- Your goal -
All lines with the word "date" must be pulled from the entries below.
Dataset content below:
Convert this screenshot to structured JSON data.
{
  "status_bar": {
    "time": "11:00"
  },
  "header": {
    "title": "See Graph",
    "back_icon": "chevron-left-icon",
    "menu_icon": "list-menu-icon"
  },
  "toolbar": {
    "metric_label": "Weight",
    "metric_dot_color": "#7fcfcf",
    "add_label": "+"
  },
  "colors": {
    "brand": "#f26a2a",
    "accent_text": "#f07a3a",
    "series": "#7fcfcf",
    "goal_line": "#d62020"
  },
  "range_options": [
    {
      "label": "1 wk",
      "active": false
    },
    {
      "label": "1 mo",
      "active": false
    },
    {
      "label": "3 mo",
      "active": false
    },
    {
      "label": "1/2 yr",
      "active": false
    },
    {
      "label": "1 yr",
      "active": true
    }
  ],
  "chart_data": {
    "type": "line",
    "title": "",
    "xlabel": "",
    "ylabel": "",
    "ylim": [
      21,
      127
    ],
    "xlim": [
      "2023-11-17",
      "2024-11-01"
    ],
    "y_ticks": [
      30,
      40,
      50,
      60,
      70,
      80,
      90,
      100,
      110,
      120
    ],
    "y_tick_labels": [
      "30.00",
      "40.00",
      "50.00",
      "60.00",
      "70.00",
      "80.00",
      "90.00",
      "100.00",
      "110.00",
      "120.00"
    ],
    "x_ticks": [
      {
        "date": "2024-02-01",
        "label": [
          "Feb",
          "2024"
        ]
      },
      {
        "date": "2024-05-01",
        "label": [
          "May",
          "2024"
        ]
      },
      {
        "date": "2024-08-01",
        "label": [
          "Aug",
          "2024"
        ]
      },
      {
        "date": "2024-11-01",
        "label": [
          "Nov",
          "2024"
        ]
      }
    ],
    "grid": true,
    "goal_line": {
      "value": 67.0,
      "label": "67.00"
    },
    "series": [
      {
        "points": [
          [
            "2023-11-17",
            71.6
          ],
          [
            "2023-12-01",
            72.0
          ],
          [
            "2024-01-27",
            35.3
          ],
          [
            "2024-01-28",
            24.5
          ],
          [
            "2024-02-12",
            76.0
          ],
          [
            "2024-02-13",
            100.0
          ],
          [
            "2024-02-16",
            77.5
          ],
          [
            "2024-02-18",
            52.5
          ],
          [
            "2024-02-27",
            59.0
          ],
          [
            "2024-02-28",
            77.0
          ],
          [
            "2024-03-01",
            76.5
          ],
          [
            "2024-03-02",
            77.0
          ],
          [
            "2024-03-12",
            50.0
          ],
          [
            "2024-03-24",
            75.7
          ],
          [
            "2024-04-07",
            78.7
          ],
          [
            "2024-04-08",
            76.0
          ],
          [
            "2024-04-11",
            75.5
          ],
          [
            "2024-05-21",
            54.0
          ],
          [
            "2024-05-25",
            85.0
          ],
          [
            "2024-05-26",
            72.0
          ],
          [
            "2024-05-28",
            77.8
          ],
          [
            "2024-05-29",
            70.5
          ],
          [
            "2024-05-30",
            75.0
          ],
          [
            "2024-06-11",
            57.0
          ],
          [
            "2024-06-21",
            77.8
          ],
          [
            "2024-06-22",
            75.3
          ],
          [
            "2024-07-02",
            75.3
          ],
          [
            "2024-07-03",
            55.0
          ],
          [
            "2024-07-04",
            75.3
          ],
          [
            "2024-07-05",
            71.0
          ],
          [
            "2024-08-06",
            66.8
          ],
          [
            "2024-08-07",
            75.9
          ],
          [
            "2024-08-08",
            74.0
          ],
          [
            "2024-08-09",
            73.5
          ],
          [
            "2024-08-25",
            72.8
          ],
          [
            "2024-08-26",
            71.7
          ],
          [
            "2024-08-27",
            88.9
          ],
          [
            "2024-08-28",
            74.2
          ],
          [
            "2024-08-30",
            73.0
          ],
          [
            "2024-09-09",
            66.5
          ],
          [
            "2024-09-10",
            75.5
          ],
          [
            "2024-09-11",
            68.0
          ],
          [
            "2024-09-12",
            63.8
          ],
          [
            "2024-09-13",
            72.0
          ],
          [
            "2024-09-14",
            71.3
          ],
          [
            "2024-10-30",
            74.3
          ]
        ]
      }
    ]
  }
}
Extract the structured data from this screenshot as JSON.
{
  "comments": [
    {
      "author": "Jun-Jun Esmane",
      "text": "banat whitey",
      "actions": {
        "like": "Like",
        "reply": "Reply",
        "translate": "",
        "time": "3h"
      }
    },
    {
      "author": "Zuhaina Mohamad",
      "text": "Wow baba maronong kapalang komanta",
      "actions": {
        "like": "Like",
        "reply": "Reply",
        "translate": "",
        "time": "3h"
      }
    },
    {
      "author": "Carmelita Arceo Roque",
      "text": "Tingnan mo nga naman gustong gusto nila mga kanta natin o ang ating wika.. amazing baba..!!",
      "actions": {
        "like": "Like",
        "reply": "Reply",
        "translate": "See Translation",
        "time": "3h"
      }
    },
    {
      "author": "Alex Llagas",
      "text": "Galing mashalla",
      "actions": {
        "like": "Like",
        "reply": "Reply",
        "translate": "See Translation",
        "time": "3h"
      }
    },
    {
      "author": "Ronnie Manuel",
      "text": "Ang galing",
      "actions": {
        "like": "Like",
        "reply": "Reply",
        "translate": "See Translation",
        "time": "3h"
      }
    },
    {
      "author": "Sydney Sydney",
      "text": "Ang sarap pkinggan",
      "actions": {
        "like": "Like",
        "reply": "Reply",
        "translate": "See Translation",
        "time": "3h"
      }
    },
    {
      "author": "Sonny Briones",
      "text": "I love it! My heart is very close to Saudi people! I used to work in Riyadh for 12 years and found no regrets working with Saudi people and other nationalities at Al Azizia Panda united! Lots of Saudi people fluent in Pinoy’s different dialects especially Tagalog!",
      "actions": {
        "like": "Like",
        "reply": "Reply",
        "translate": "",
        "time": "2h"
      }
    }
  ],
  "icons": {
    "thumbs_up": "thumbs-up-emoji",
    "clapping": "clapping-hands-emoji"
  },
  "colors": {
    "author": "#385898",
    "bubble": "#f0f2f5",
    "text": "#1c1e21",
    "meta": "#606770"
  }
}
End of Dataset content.
- Exercise answer -
        "date": "2024-02-01",
        "date": "2024-05-01",
        "date": "2024-08-01",
        "date": "2024-11-01",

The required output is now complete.